The prime minister says the United Kingdom will not extend the Brexit transition period. The UK is leaving transition on 31 December 2020, with or without a deal. London lawyers have questioned whether intelligence sharing has become a political bargaining chip in ongoing negotiations. The City of London is asking whether Brexit risks making the UK’s money laundering fight harder. If we don’t share information with our neighbours, it will be more difficult to detect and prosecute financial crime.
Intelligence sharing by law enforcement across borders is just one aspect of the immediate choice facing the UK in tackling financial crime. More fundamentally, the UK must now decide whether to follow the US approach to financial sanctions, stick with the European Union’s priorities, or go it alone.
The Sanctions and Anti-Money Laundering Act 2018 is the vehicle which the UK must use to plot its future course in sanctions and anti-money laundering.
Without the anti-money laundering act, the UK would have no mechanism for keeping pace with fast-changing events. The Brexit debate did not dwell on the implications for sanctions and anti-money laundering regimes in the UK. Nevertheless, the UK had come to depend on the EU as providing the mechanisms for imposing sanctions, and for providing the conduit for international standards in anti-money laundering to be brought into UK law.
An early clue as to how the anti-money laundering act may be used is seen in the detail of the UK’s post- Brexit sanctions against Russia. There are early signs of the UK adopting a subtly different approach from the EU in its treatment of certain Russian- owned entities. The new law includes the Magnitsky amendment, which was a late change, allowing the UK to impose sanctions on those who commit human rights violations.

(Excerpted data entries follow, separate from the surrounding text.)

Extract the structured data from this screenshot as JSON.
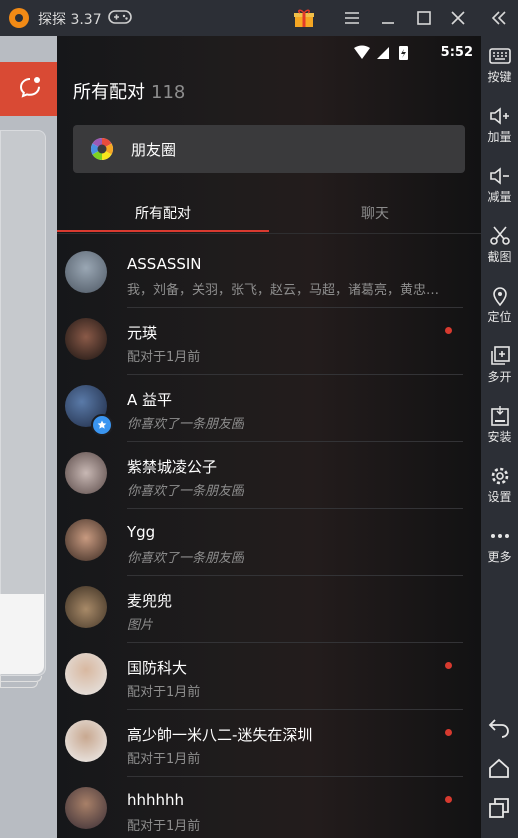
{
  "window": {
    "title": "探探 3.37"
  },
  "status_bar": {
    "time": "5:52"
  },
  "panel": {
    "header_title": "所有配对",
    "header_count": "118",
    "moments_label": "朋友圈",
    "tabs": [
      {
        "label": "所有配对",
        "active": true
      },
      {
        "label": "聊天",
        "active": false
      }
    ],
    "matches": [
      {
        "name": "ASSASSIN",
        "subtitle": "我，刘备，关羽，张飞，赵云，马超，诸葛亮，黄忠…",
        "italic": false,
        "unread": false,
        "verified": false,
        "avatar_color": "#6d7a88"
      },
      {
        "name": "元瑛",
        "subtitle": "配对于1月前",
        "italic": false,
        "unread": true,
        "verified": false,
        "avatar_color": "#3a2a26"
      },
      {
        "name": "A 益平",
        "subtitle": "你喜欢了一条朋友圈",
        "italic": true,
        "unread": false,
        "verified": true,
        "avatar_color": "#2a3a5c"
      },
      {
        "name": "紫禁城凌公子",
        "subtitle": "你喜欢了一条朋友圈",
        "italic": true,
        "unread": false,
        "verified": false,
        "avatar_color": "#8a7a78"
      },
      {
        "name": "Ygg",
        "subtitle": "你喜欢了一条朋友圈",
        "italic": true,
        "unread": false,
        "verified": false,
        "avatar_color": "#4a3a30"
      },
      {
        "name": "麦兜兜",
        "subtitle": "图片",
        "italic": true,
        "unread": false,
        "verified": false,
        "avatar_color": "#5a4a38"
      },
      {
        "name": "国防科大",
        "subtitle": "配对于1月前",
        "italic": false,
        "unread": true,
        "verified": false,
        "avatar_color": "#d8d8d8"
      },
      {
        "name": "高少帥一米八二-迷失在深圳",
        "subtitle": "配对于1月前",
        "italic": false,
        "unread": true,
        "verified": false,
        "avatar_color": "#c8c8c8"
      },
      {
        "name": "hhhhhh",
        "subtitle": "配对于1月前",
        "italic": false,
        "unread": true,
        "verified": false,
        "avatar_color": "#4a4048"
      }
    ]
  },
  "sidebar": {
    "items": [
      {
        "label": "按键",
        "icon": "keyboard-icon"
      },
      {
        "label": "加量",
        "icon": "volume-up-icon"
      },
      {
        "label": "减量",
        "icon": "volume-down-icon"
      },
      {
        "label": "截图",
        "icon": "scissors-icon"
      },
      {
        "label": "定位",
        "icon": "location-icon"
      },
      {
        "label": "多开",
        "icon": "multi-open-icon"
      },
      {
        "label": "安装",
        "icon": "apk-install-icon"
      },
      {
        "label": "设置",
        "icon": "gear-icon"
      },
      {
        "label": "更多",
        "icon": "more-icon"
      }
    ]
  },
  "colors": {
    "accent": "#d93a30",
    "chrome": "#2c2f36",
    "brand_orange": "#f28a15",
    "verified_blue": "#3a95f0"
  }
}
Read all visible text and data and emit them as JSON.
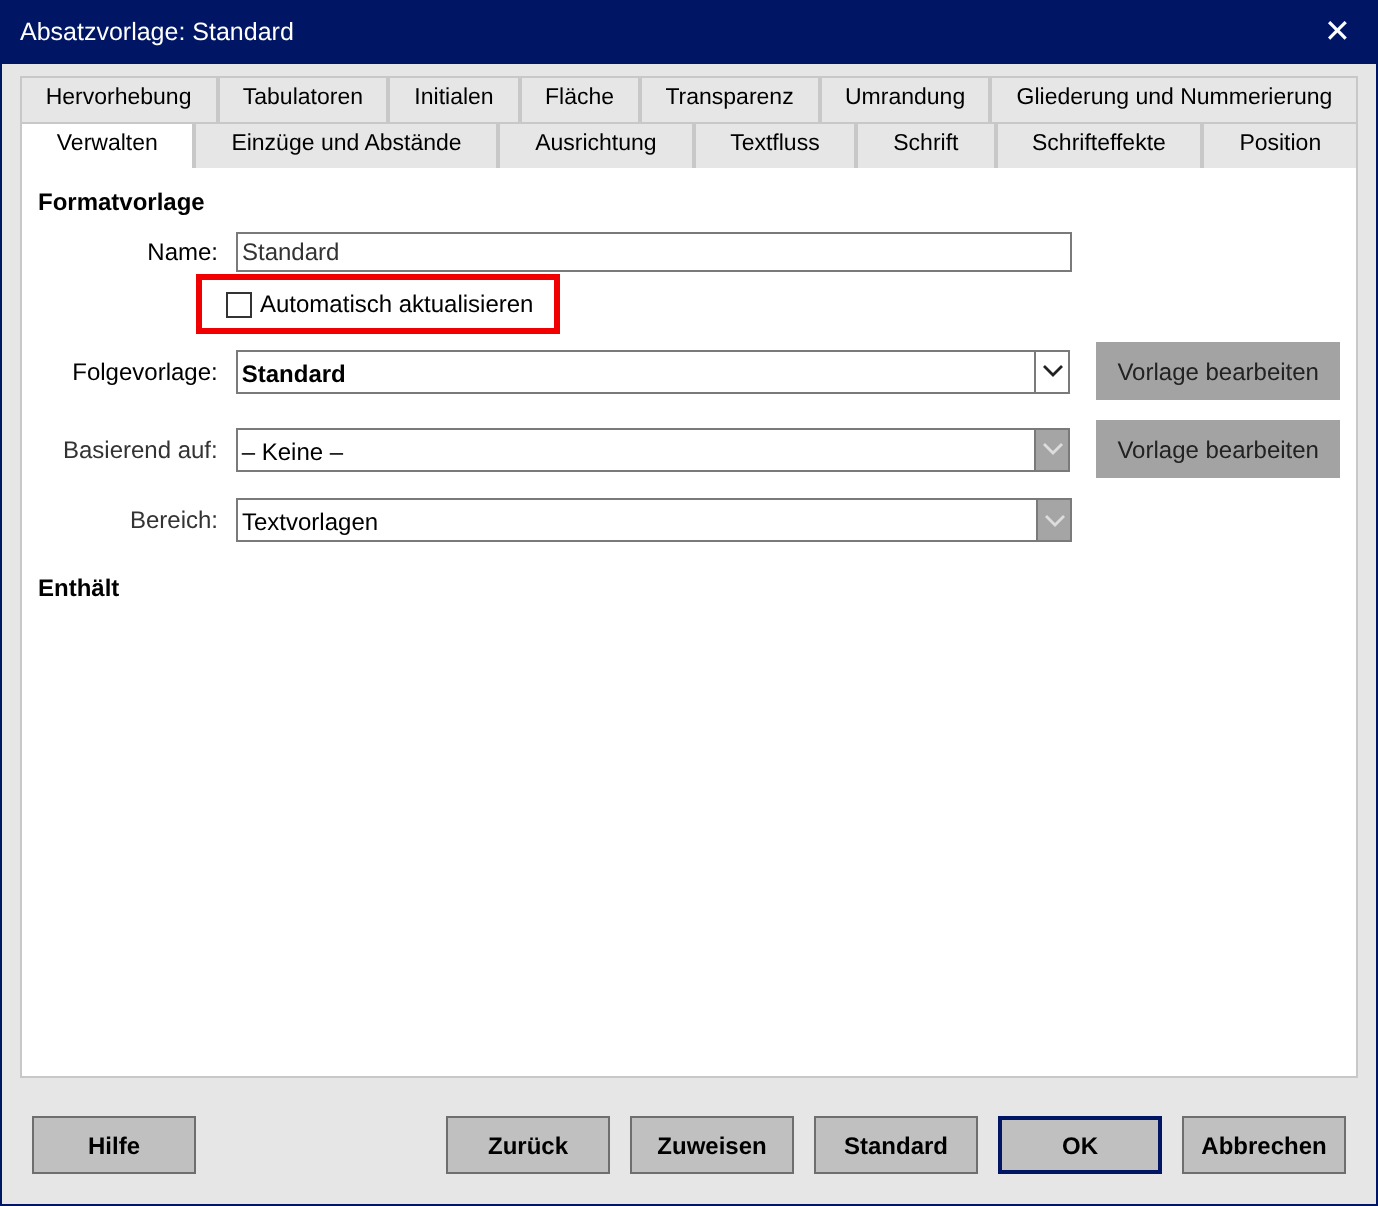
{
  "window": {
    "title": "Absatzvorlage: Standard",
    "close": "✕"
  },
  "tab_rows": [
    [
      {
        "label": "Hervorhebung",
        "selected": false
      },
      {
        "label": "Tabulatoren",
        "selected": false
      },
      {
        "label": "Initialen",
        "selected": false
      },
      {
        "label": "Fläche",
        "selected": false
      },
      {
        "label": "Transparenz",
        "selected": false
      },
      {
        "label": "Umrandung",
        "selected": false
      },
      {
        "label": "Gliederung und Nummerierung",
        "selected": false
      }
    ],
    [
      {
        "label": "Verwalten",
        "selected": true
      },
      {
        "label": "Einzüge und Abstände",
        "selected": false
      },
      {
        "label": "Ausrichtung",
        "selected": false
      },
      {
        "label": "Textfluss",
        "selected": false
      },
      {
        "label": "Schrift",
        "selected": false
      },
      {
        "label": "Schrifteffekte",
        "selected": false
      },
      {
        "label": "Position",
        "selected": false
      }
    ]
  ],
  "section_title": "Formatvorlage",
  "name_field": {
    "label": "Name:",
    "value": "Standard"
  },
  "auto_update": {
    "label": "Automatisch aktualisieren",
    "checked": false,
    "highlighted": true
  },
  "combos": [
    {
      "label": "Folgevorlage:",
      "value": "Standard",
      "focused": true,
      "button": "Vorlage bearbeiten"
    },
    {
      "label": "Basierend auf:",
      "value": "– Keine –",
      "focused": false,
      "button": "Vorlage bearbeiten"
    },
    {
      "label": "Bereich:",
      "value": "Textvorlagen",
      "focused": false
    }
  ],
  "contains_title": "Enthält",
  "left_buttons": [
    {
      "label": "Hilfe",
      "default": false
    }
  ],
  "right_buttons": [
    {
      "label": "Zurück",
      "default": false
    },
    {
      "label": "Zuweisen",
      "default": false
    },
    {
      "label": "Standard",
      "default": false
    },
    {
      "label": "OK",
      "default": true
    },
    {
      "label": "Abbrechen",
      "default": false
    }
  ]
}
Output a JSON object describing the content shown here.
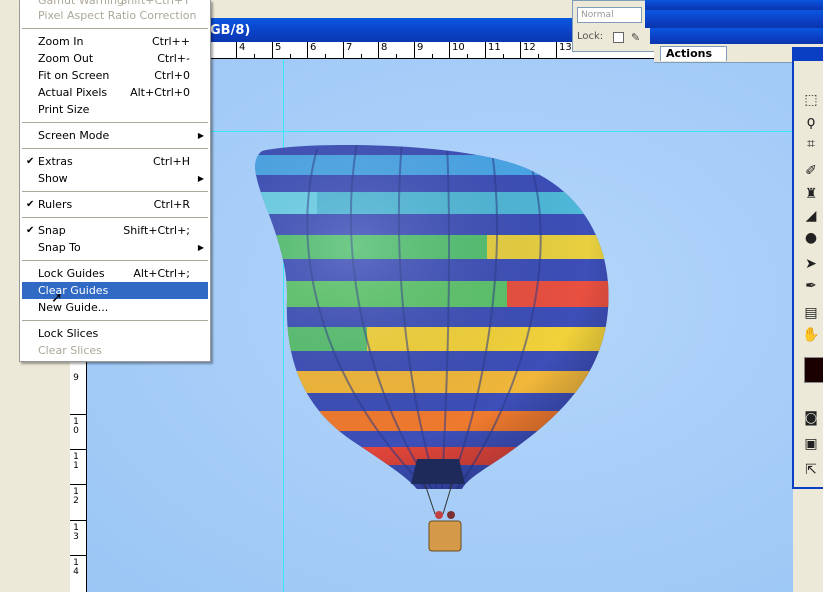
{
  "document": {
    "title_fragment": "GB/8)",
    "ruler_numbers": [
      "4",
      "5",
      "6",
      "7",
      "8",
      "9",
      "10",
      "11",
      "12",
      "13"
    ],
    "vruler_numbers": [
      "9",
      "1 0",
      "1 1",
      "1 2",
      "1 3",
      "1 4"
    ]
  },
  "layers_palette": {
    "blend_mode": "Normal",
    "lock_label": "Lock:"
  },
  "actions_palette": {
    "tab_label": "Actions"
  },
  "view_menu": {
    "items": [
      {
        "label": "Gamut Warning",
        "shortcut": "Shift+Ctrl+Y",
        "disabled": true
      },
      {
        "label": "Pixel Aspect Ratio Correction",
        "shortcut": "",
        "disabled": true
      },
      {
        "label": "Zoom In",
        "shortcut": "Ctrl++"
      },
      {
        "label": "Zoom Out",
        "shortcut": "Ctrl+-"
      },
      {
        "label": "Fit on Screen",
        "shortcut": "Ctrl+0"
      },
      {
        "label": "Actual Pixels",
        "shortcut": "Alt+Ctrl+0"
      },
      {
        "label": "Print Size",
        "shortcut": ""
      },
      {
        "label": "Screen Mode",
        "shortcut": "",
        "submenu": true
      },
      {
        "label": "Extras",
        "shortcut": "Ctrl+H",
        "checked": true
      },
      {
        "label": "Show",
        "shortcut": "",
        "submenu": true
      },
      {
        "label": "Rulers",
        "shortcut": "Ctrl+R",
        "checked": true
      },
      {
        "label": "Snap",
        "shortcut": "Shift+Ctrl+;",
        "checked": true
      },
      {
        "label": "Snap To",
        "shortcut": "",
        "submenu": true
      },
      {
        "label": "Lock Guides",
        "shortcut": "Alt+Ctrl+;"
      },
      {
        "label": "Clear Guides",
        "shortcut": "",
        "highlighted": true
      },
      {
        "label": "New Guide...",
        "shortcut": ""
      },
      {
        "label": "Lock Slices",
        "shortcut": ""
      },
      {
        "label": "Clear Slices",
        "shortcut": "",
        "disabled": true
      }
    ]
  },
  "icons": [
    "marquee-icon",
    "lasso-icon",
    "crop-icon",
    "healing-brush-icon",
    "stamp-icon",
    "eraser-icon",
    "blur-icon",
    "path-select-icon",
    "pen-icon",
    "notes-icon",
    "hand-icon",
    "quick-mask-icon",
    "screen-mode-icon",
    "jump-to-icon"
  ],
  "colors": {
    "accent": "#316ac5",
    "titlebar": "#0b3fc3",
    "guide": "#38e8f5",
    "foreground": "#1a0000"
  }
}
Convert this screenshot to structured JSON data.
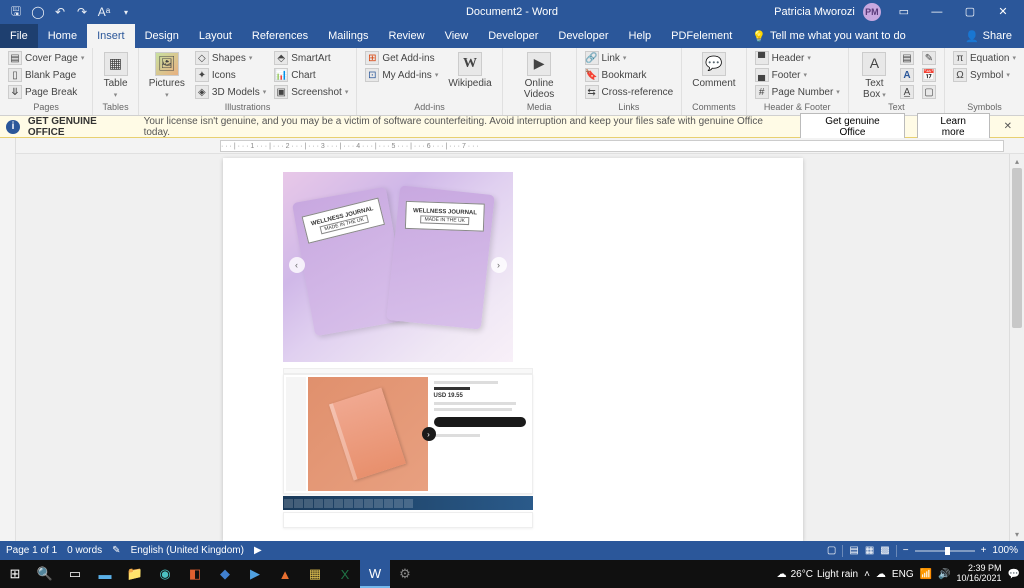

Further, the prime minister was urged in January 2020 to take unilateral action against Iran in respect of the detention of Nanzanin Zaghari- Ratcliffe. This would be a departure from the EU approach. The EU has been reluctant to implement targeted financial sanctions against Iran In parallel with the Brexit transition debate, the early signs are that the UK may indeed be diverging from its EU neighbours’ approach to sanctions.
Also, in January 2020, the chancellor of the exchequer warned there would be “divergence” from the EU trade rules after Brexit. What exactly he meant was unclear, but there is a new margin of discretion for the UK to depart from the EU approach after Brexit.
Following the anti-money laundering act the UK can now take is own course in all areas of money laundering prevention and punishment.
In the first place, there is now a very wide discretion for the UK to expand its supervised population to include any “relevant business” [which] means business of a kind which entails risks relating to money laundering, terrorist financing or other threats to the integrity of the financial system. This new definition is much broader than the existing scope of UK regulations, which focused more on identifying particular types of entities or people (e.g. a bank, casino, or law firm).
The anti-money laundering act allows future regulations to require the relevant departments of the UK Government “to identify and assess risks relating to money laundering, terrorist financing or other threats to the integrity of the international financial system.” Moreover, the government will be able to, “make provision about factors to be taken into account in the assessment of such risks.” This may go far beyond the high- level approach of reports and guidelines set out so far. There is scope for the UK government to identify countries and regimes it regards as high risk, and a danger that politics may play a part in these assessments.
The UK government could use the anti-money laundering act to extend existing rules to a broader population and/ or to amend any of the current anti-money laundering regulations. This goes far beyond what was necessary to deal with the compliance consequences to the UK of Brexit. It means the UK could decide that the EU is taking too strict an approach. Such a path could hamper the global fight against financial crime. As with information sharing and financial sanctions, international co-operation is key.
Will the UK government do something else, or is it bluffing as part of Brexit transition negotiations? Either way, its use of the new anti-money laundering act will be key.